At first glance, the Museum’s exterior seems benign. On three sides—east, south, and west—it is enveloped in limestone, the most common building material in official Washington. A large portal fronts the 14th Street entrance to the east, bowing gracefully outward to assume a formal presence in the urban landscape beyond. On the building’s north side, pyramid-shaped roofs top four red-brick towers.
To the west, along Raoul Wallenberg Place—named after the Swedish diplomat who rescued thousands of Hungarian Jews—the semidetached, six-sided Hall of Remembrance stands as a stately companion to the nearby Washington Monument and Jefferson Memorial. The Museum’s limestone and brick exterior engages the neoclassical Bureau of Engraving and Printing to the south and the Victorian red-brick Sydney R. Yates Building to the north.
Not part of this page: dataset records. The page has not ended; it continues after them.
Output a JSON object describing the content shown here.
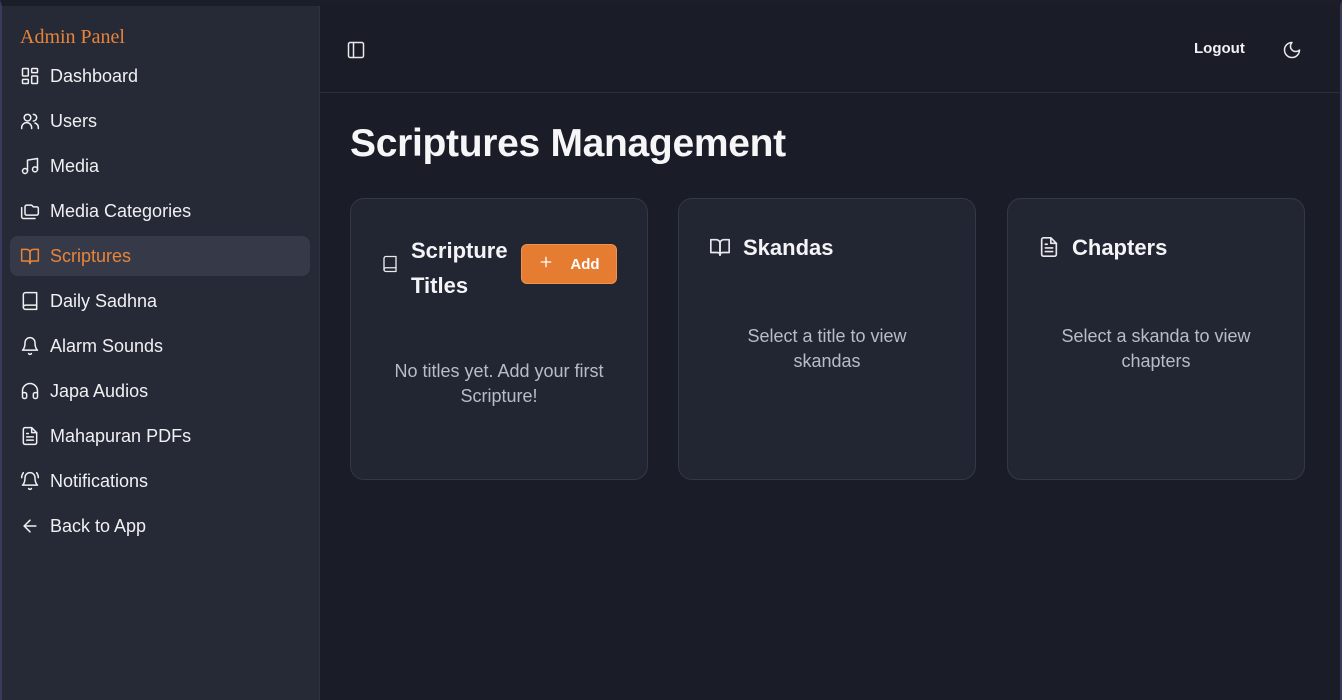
{
  "sidebar": {
    "brand": "Admin Panel",
    "items": [
      {
        "label": "Dashboard",
        "icon": "layout-grid-icon"
      },
      {
        "label": "Users",
        "icon": "users-icon"
      },
      {
        "label": "Media",
        "icon": "music-note-icon"
      },
      {
        "label": "Media Categories",
        "icon": "folders-icon"
      },
      {
        "label": "Scriptures",
        "icon": "open-book-icon",
        "active": true
      },
      {
        "label": "Daily Sadhna",
        "icon": "book-icon"
      },
      {
        "label": "Alarm Sounds",
        "icon": "bell-icon"
      },
      {
        "label": "Japa Audios",
        "icon": "headphones-icon"
      },
      {
        "label": "Mahapuran PDFs",
        "icon": "file-text-icon"
      },
      {
        "label": "Notifications",
        "icon": "bell-ring-icon"
      },
      {
        "label": "Back to App",
        "icon": "arrow-left-icon"
      }
    ]
  },
  "topbar": {
    "toggle_icon": "sidebar-toggle-icon",
    "logout_label": "Logout",
    "theme_icon": "moon-icon"
  },
  "main": {
    "page_title": "Scriptures Management",
    "cards": [
      {
        "title": "Scripture Titles",
        "icon": "book-icon",
        "add_label": "Add",
        "message": "No titles yet. Add your first Scripture!"
      },
      {
        "title": "Skandas",
        "icon": "open-book-icon",
        "message": "Select a title to view skandas"
      },
      {
        "title": "Chapters",
        "icon": "file-text-icon",
        "message": "Select a skanda to view chapters"
      }
    ]
  },
  "colors": {
    "accent": "#e57c31",
    "background": "#1a1d27",
    "sidebar": "#262a36",
    "card": "#222633"
  }
}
Concealment and Duality
But all is not quite as it seems. Everywhere the building contains elements of concealment, deception, disengagement, and duality.
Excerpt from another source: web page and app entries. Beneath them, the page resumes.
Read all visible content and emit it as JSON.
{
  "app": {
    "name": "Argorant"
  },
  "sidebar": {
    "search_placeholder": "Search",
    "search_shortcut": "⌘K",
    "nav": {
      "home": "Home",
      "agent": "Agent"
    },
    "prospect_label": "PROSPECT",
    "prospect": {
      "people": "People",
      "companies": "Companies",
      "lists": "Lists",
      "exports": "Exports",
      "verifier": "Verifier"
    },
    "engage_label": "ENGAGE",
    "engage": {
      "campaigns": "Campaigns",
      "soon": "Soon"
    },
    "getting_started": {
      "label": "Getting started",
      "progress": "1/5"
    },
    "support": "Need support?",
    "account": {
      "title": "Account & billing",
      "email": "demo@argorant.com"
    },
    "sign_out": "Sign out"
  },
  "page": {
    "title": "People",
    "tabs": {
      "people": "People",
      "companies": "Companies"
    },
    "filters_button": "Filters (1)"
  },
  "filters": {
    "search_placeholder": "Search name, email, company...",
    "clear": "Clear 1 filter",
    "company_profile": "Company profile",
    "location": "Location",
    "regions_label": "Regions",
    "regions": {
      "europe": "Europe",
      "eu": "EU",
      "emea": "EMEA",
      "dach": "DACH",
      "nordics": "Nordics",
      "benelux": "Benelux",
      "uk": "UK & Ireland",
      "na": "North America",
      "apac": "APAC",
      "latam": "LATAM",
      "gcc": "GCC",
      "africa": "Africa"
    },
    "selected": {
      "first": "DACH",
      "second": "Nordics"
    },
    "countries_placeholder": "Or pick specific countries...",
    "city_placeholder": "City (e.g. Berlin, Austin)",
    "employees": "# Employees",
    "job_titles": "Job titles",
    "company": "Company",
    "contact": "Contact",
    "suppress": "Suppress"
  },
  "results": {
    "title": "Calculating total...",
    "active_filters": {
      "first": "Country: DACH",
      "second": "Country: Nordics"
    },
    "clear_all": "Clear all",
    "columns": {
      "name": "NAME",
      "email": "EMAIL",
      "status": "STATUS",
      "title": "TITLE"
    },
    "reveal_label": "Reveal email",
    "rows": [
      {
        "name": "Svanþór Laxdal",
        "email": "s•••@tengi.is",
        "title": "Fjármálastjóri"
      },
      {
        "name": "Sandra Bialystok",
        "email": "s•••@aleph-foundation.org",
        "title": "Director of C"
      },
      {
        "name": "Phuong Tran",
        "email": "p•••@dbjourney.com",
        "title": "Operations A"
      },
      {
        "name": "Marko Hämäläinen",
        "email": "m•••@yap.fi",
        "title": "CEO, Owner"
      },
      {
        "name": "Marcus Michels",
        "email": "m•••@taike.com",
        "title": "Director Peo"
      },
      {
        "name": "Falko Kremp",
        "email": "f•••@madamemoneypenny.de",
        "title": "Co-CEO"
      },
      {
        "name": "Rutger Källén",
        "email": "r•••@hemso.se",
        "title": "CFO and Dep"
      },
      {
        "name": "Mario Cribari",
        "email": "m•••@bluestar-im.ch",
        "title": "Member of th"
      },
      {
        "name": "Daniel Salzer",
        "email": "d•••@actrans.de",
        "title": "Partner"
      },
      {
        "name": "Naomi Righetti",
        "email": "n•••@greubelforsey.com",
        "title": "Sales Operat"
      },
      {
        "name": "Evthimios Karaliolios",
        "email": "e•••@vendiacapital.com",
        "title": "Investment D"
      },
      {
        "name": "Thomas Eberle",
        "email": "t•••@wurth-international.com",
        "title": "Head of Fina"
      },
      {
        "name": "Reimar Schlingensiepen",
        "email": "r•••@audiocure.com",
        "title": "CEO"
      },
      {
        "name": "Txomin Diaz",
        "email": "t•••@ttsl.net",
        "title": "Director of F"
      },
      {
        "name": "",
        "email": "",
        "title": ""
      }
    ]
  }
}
The curved portico of the 14th Street entrance—with its squared arches, window grating, and cubed lights—is a mere facade, a fake screen that actually opens to the sky, deliberately hiding the disturbing architecture of skewed lines and hard surfaces of the real entrance that lies behind it. In Freed’s words, “Visitors must pass through the limestone partition to enter a concrete world.”
Along the north brick walls, a different perspective reveals a roofline profile of camp guard towers, a procession of sentry boxes. Above the western entrance, a limestone mantle holds a solitary window containing 16 solid “panes,” framed by clear glass, reversing the normal order and obscuring the ability to look in or out.
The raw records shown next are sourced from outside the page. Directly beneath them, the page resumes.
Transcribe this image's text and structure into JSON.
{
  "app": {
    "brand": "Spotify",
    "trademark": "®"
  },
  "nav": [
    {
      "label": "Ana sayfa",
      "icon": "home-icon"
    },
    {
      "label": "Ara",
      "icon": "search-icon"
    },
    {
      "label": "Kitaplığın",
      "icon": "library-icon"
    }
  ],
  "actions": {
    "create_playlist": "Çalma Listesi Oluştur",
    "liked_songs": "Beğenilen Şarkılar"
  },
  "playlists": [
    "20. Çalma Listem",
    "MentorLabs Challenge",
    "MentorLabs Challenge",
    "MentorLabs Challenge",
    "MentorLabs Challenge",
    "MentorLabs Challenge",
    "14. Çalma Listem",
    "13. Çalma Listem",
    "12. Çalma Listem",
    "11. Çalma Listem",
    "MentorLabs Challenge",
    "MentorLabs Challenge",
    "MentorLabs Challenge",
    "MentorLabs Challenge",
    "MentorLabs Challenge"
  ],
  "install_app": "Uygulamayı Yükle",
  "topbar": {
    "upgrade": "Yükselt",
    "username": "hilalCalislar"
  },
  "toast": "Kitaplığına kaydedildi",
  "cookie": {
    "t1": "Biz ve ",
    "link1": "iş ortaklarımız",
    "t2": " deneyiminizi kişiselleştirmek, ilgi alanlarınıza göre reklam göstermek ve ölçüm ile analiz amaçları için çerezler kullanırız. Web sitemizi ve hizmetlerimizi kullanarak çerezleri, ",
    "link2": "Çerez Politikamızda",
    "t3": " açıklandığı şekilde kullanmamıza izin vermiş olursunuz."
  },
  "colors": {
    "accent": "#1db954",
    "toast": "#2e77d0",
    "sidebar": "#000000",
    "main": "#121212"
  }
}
The Hall of Remembrance seems almost separated from the main building. Its six commanding walls, joined by open corners, appear as freestanding tablets. What look like windows are, instead, blocked-over blind recesses. The combined effect hints at the troubling messages found inside the Museum.